Lobbyists and members of the School Nutrition Association need some special tutoring sessions on building successful school meals with fresh produce.
Instead of buckling down and tackling updated school meal standards like eighth-graders sweating over algebra equations, some members of the association and its leadership are whining and making excuses.
“It’s too hard,” they seem to say. “Can we turn in the assignment next year — or never?”
The costs associated with the serving requirement of fruits and vegetables have been astronomical, they protest, forcing kids to take fruits and vegetables that wind up in the dumpster.
“We’re not making healthy students, we’re making healthy trash cans,” one SNA member said in a late May teleconference.
The SNA’s flip-flop on school nutrition standards is getting attention, with The New York Times headlining July 1 coverage of the SNA with the headline “Nutrition Group Lobbies Against Healthier School Meals It Sought, Citing Cost”.
The SNA supported updated nutrition standards when the Obama administration in 2012 announced changes to require more fruits and vegetables and less sugar and salt in government-subsidized school meals. Now the group has done a 180 and is leading the charge to opt out, ironically, “of the very rules it helped to create,” the Times story reports.

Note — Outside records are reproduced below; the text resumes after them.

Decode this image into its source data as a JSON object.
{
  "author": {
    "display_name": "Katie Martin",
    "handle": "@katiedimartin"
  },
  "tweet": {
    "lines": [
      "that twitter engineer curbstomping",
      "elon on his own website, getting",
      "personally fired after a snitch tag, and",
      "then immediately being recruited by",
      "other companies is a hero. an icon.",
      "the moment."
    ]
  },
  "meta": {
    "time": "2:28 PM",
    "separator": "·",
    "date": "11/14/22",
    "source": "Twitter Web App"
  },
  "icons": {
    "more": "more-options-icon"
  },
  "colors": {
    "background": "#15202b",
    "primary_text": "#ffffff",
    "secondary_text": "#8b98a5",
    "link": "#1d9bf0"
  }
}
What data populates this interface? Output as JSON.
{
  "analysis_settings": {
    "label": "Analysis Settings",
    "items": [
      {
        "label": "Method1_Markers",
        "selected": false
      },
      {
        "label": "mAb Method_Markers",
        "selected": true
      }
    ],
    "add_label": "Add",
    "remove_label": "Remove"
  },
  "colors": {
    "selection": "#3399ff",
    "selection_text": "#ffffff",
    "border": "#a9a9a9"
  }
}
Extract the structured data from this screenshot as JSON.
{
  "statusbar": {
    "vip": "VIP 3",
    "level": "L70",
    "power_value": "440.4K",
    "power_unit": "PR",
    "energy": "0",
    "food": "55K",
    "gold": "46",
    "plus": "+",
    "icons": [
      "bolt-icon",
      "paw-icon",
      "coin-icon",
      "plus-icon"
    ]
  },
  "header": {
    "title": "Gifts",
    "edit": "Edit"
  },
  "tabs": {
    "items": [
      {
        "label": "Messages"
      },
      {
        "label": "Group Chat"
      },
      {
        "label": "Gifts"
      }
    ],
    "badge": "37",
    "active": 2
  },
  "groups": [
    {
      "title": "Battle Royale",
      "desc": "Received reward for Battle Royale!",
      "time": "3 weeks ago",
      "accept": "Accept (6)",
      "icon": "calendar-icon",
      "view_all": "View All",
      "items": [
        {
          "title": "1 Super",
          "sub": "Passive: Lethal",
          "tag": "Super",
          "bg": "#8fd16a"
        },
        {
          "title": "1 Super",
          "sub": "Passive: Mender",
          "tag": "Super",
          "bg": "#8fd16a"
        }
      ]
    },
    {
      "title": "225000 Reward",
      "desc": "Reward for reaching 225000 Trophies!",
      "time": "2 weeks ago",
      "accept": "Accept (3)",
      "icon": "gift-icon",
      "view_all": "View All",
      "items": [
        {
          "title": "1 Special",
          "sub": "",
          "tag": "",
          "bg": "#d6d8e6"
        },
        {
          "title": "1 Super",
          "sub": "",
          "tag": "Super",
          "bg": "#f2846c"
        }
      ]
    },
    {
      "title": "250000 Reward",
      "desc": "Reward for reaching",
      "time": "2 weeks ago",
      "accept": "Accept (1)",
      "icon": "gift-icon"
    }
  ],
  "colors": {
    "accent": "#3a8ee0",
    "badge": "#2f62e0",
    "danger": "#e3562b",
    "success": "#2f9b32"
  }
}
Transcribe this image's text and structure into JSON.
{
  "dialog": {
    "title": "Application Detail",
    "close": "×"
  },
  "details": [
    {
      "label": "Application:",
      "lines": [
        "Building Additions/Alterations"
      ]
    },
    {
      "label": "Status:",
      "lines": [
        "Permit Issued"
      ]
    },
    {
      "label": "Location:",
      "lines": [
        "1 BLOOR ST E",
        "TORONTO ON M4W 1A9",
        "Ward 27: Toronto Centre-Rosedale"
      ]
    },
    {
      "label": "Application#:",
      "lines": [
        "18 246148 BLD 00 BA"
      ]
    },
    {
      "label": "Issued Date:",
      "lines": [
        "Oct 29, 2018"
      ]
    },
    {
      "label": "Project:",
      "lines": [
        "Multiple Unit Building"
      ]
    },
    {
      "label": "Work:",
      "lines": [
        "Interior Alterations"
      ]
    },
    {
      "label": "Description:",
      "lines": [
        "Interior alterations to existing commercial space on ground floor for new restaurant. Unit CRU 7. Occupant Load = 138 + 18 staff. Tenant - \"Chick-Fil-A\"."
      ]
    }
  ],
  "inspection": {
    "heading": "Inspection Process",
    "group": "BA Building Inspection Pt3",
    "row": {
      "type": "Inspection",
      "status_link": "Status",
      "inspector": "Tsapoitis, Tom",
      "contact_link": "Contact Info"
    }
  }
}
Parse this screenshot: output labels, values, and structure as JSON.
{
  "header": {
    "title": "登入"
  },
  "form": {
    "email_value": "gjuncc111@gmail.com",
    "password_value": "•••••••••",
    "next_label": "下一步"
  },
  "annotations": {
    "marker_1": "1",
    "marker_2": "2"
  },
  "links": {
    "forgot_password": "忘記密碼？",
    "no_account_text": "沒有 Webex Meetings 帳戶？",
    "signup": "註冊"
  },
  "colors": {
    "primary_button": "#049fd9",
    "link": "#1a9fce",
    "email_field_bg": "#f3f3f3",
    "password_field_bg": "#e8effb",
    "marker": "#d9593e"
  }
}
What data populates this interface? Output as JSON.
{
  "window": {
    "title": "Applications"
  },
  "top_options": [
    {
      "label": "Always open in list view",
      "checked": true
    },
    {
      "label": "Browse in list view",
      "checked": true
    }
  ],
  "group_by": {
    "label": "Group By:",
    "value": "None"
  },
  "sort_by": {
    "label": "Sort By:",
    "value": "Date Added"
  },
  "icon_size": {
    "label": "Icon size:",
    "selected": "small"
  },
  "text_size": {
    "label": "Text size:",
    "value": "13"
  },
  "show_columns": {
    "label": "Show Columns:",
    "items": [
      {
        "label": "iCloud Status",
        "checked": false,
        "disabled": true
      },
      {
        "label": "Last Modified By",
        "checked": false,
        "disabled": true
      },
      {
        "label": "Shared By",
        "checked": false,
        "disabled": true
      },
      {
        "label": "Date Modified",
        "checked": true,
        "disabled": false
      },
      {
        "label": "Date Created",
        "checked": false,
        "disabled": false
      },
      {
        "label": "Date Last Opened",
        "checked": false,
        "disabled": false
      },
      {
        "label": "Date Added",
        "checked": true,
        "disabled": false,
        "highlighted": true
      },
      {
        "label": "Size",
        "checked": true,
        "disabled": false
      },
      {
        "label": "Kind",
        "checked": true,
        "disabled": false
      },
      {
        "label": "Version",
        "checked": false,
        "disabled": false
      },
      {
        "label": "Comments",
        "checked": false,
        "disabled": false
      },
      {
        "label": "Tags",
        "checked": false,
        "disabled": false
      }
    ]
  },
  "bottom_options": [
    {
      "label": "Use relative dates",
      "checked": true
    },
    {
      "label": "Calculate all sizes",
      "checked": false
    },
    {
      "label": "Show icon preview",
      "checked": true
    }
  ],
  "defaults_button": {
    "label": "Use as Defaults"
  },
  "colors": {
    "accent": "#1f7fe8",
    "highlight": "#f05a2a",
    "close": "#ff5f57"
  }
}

The piece even quotes a former agriculture department official who said that SNA has “sold their souls to the devil,” the quintessential slapdown sum-up quote.
As if to validate that judgment, 19 former presidents of the School Nutrition Association are on record as being opposed to waivers the SNA now wants.
Who are the devil and his legions? The usual suspects, I suppose — mostly big-money food companies that cover much of the School Nutrition Association’s budget and their lobbyists who claim pizza sauce is a vegetable — and, who knows, perhaps the cheese curd coalition.
The Packer’s coverage of this issue, “School lunch battle expected to be long haul,” reveals the battle over nutrition standards for school lunches is expected to last through 2015.
With only about 20 legislative working days left in the current fiscal year, resolutions that continue current law will likely be necessary to fund the USDA and other agencies.
That may mean no big changes in the school meal standards this year and more debate in 2015.
United Fresh officials are urging members to speak out against Republican-sponsored legislation in the U.S. House of Representatives that would allow waivers for school districts that say serving more fruits and vegetables is too costly.
After all, a recent update from the U.S. Department of Agriculture shows 90% of school districts are already in compliance with the new standards.
Robert Guenther of United Fresh said United Fresh will take that message to the SNA convention this summer where the produce association will have a pavilion for the first time.
He said United Fresh plans sessions on how to write produce “requests for proposals” as well as sponsoring an ask-the-experts area where school foodservice officials can get tips on how to maximize their produce budgets.
The School Nutrition Association isn’t Satan, obviously, but more like a math-challenged eighth-grader who wants to ditch his assignment and play FIFA Soccer on PlayStation.
United Fresh is doing the right thing to reach out to SNA members, like a helpful older sibling decoding an algebra equation for a younger brother.
Fresh produce marketers can help schools deliver fresh fruits and vegetables to students that winds up in their stomachs, not in trash cans.
Give these school foodservice teams more salad bars, more advice on commodity choices, sourcing help and all the cheat sheets the industry can find to help SNA members pass this exam with the flying colors in the fruit and vegetable rainbow.
What's your take? Leave a comment and tell us your opinion.